Many years ago I took a photography class with the great fine-art photographer Michael Kenna, whose exquisite black-and-white photographs of landscapes, especially at night, are still considered classics. Every week, before class started, the students would hang their photographs (or “work” as we called them) on the wall. Kenna walked into class holding two L-shaped pieces of cardboard and immediately went to work on the photographs. He used the L's to crop each photograph in a variety of ways until he coaxed a much stronger image from the photograph.
Cropping, the removal of unwanted areas of an image, is probably the most basic photographic manipulation. In film days it was done in the darkroom or even by trimming the photograph itself. Today it is a basic function of photo-editing software.
I must admit, though, I took Kenna's cropping lessons with a pinch of salt. That's because I was grounded in traditional photographic discipline which strongly discouraged cropping. Following the French great Henri Cartier-Bresson, many black-and-white photographers eschewed cropping. To prove this they printed their negatives to include a thin edge around the image corresponding to negative rebate. So their photographic prints contained a thin black border around the image. If you look carefully at any of Cartier-Bresson's images, you will see black borders, proving it was an uncropped image.
I should explain the reason for this belief. Photographers strongly felt that the image should be “composed” or arranged within the viewfinder. When taking the picture, if you thought “Oh, I can fix that photo later with cropping,” you would not strive for the strongest possible image and become a lazy photographer.

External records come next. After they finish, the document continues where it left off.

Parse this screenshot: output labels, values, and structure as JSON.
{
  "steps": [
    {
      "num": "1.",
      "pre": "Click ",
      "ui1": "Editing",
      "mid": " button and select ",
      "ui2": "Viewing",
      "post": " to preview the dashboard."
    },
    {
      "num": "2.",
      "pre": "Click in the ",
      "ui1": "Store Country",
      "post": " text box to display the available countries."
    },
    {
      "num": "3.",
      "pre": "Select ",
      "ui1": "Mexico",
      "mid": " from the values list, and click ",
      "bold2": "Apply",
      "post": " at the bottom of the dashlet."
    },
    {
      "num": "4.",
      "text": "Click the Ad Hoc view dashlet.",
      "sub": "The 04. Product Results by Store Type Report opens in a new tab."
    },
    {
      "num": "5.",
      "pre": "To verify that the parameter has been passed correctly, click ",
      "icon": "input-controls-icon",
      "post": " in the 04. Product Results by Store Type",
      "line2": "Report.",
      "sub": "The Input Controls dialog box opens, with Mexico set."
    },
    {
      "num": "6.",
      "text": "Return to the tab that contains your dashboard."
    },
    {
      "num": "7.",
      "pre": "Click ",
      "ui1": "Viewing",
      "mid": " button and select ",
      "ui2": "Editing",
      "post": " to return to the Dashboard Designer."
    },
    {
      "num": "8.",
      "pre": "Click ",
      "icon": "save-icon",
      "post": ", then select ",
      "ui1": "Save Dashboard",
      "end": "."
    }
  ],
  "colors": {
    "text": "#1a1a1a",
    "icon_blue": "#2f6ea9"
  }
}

I certainly believe this for most types of photographic subjects, such as people, landscapes, buildings, streets, etc and try to compose in the viewfinder without having to resort to cropping.